* EXERCISE: Would you output the following records verbatim and skip the images in them?

* DATASET EXCERPTS:
>>>>

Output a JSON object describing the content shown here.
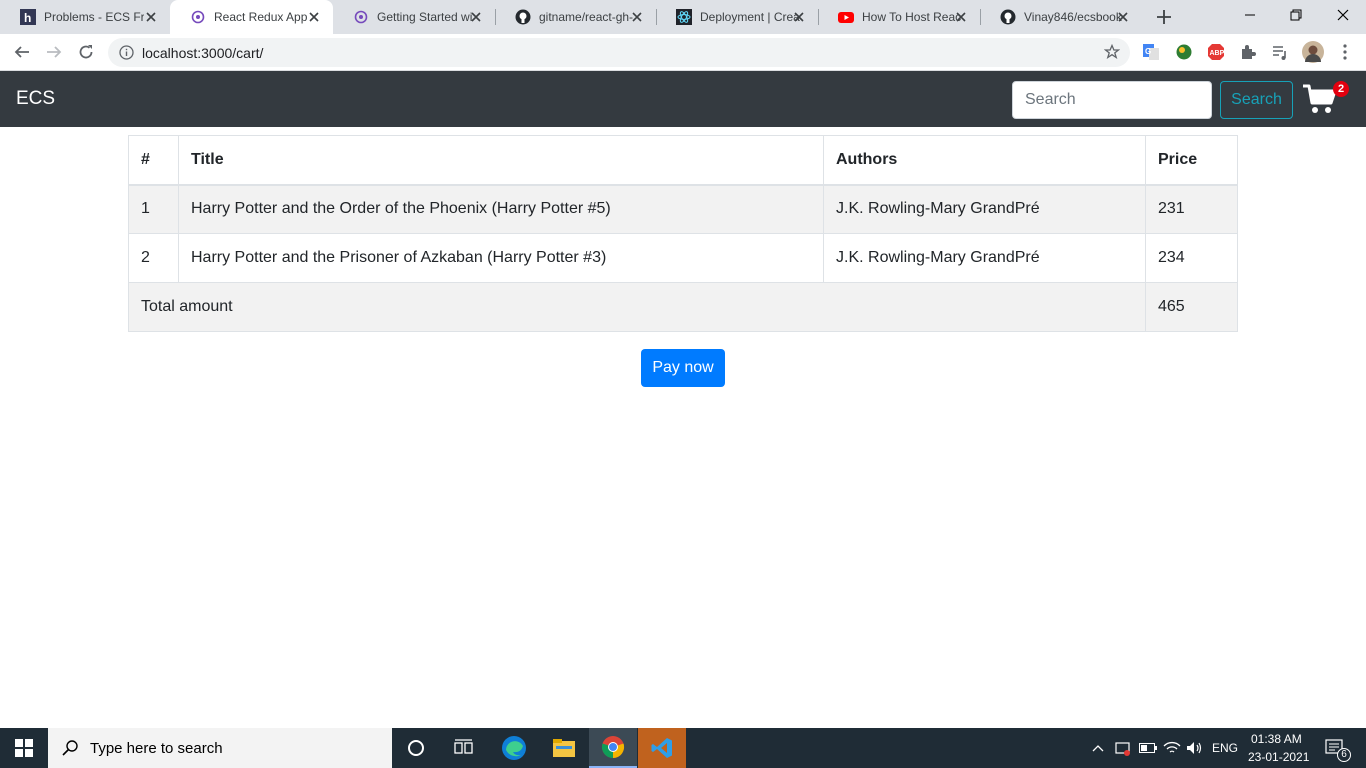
{
  "browser": {
    "tabs": [
      {
        "title": "Problems - ECS Fr",
        "icon": "hackerearth-icon"
      },
      {
        "title": "React Redux App",
        "icon": "redux-icon"
      },
      {
        "title": "Getting Started wi",
        "icon": "redux-icon"
      },
      {
        "title": "gitname/react-gh-",
        "icon": "github-icon"
      },
      {
        "title": "Deployment | Crea",
        "icon": "react-icon"
      },
      {
        "title": "How To Host Reac",
        "icon": "youtube-icon"
      },
      {
        "title": "Vinay846/ecsbook",
        "icon": "github-icon"
      }
    ],
    "active_tab": 1,
    "url": "localhost:3000/cart/"
  },
  "navbar": {
    "brand": "ECS",
    "search_placeholder": "Search",
    "search_button": "Search",
    "cart_count": "2"
  },
  "cart_table": {
    "headers": [
      "#",
      "Title",
      "Authors",
      "Price"
    ],
    "rows": [
      {
        "num": "1",
        "title": "Harry Potter and the Order of the Phoenix (Harry Potter #5)",
        "authors": "J.K. Rowling-Mary GrandPré",
        "price": "231"
      },
      {
        "num": "2",
        "title": "Harry Potter and the Prisoner of Azkaban (Harry Potter #3)",
        "authors": "J.K. Rowling-Mary GrandPré",
        "price": "234"
      }
    ],
    "total_label": "Total amount",
    "total_value": "465"
  },
  "pay_button": "Pay now",
  "taskbar": {
    "search_placeholder": "Type here to search",
    "language": "ENG",
    "time": "01:38 AM",
    "date": "23-01-2021",
    "notification_count": "6"
  },
  "colors": {
    "navbar_bg": "#343a40",
    "search_button": "#17a2b8",
    "pay_button": "#007bff",
    "cart_badge": "#e3000f"
  }
}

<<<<

* ANSWER SPACE:
Output a JSON object describing the content shown here.
{
  "browser": {
    "tabs": [
      {
        "title": "Problems - ECS Fr",
        "icon": "hackerearth-icon"
      },
      {
        "title": "React Redux App",
        "icon": "redux-icon"
      },
      {
        "title": "Getting Started wi",
        "icon": "redux-icon"
      },
      {
        "title": "gitname/react-gh-",
        "icon": "github-icon"
      },
      {
        "title": "Deployment | Crea",
        "icon": "react-icon"
      },
      {
        "title": "How To Host Reac",
        "icon": "youtube-icon"
      },
      {
        "title": "Vinay846/ecsbook",
        "icon": "github-icon"
      }
    ],
    "active_tab": 1,
    "url": "localhost:3000/cart/"
  },
  "navbar": {
    "brand": "ECS",
    "search_placeholder": "Search",
    "search_button": "Search",
    "cart_count": "2"
  },
  "cart_table": {
    "headers": [
      "#",
      "Title",
      "Authors",
      "Price"
    ],
    "rows": [
      {
        "num": "1",
        "title": "Harry Potter and the Order of the Phoenix (Harry Potter #5)",
        "authors": "J.K. Rowling-Mary GrandPré",
        "price": "231"
      },
      {
        "num": "2",
        "title": "Harry Potter and the Prisoner of Azkaban (Harry Potter #3)",
        "authors": "J.K. Rowling-Mary GrandPré",
        "price": "234"
      }
    ],
    "total_label": "Total amount",
    "total_value": "465"
  },
  "pay_button": "Pay now",
  "taskbar": {
    "search_placeholder": "Type here to search",
    "language": "ENG",
    "time": "01:38 AM",
    "date": "23-01-2021",
    "notification_count": "6"
  },
  "colors": {
    "navbar_bg": "#343a40",
    "search_button": "#17a2b8",
    "pay_button": "#007bff",
    "cart_badge": "#e3000f"
  }
}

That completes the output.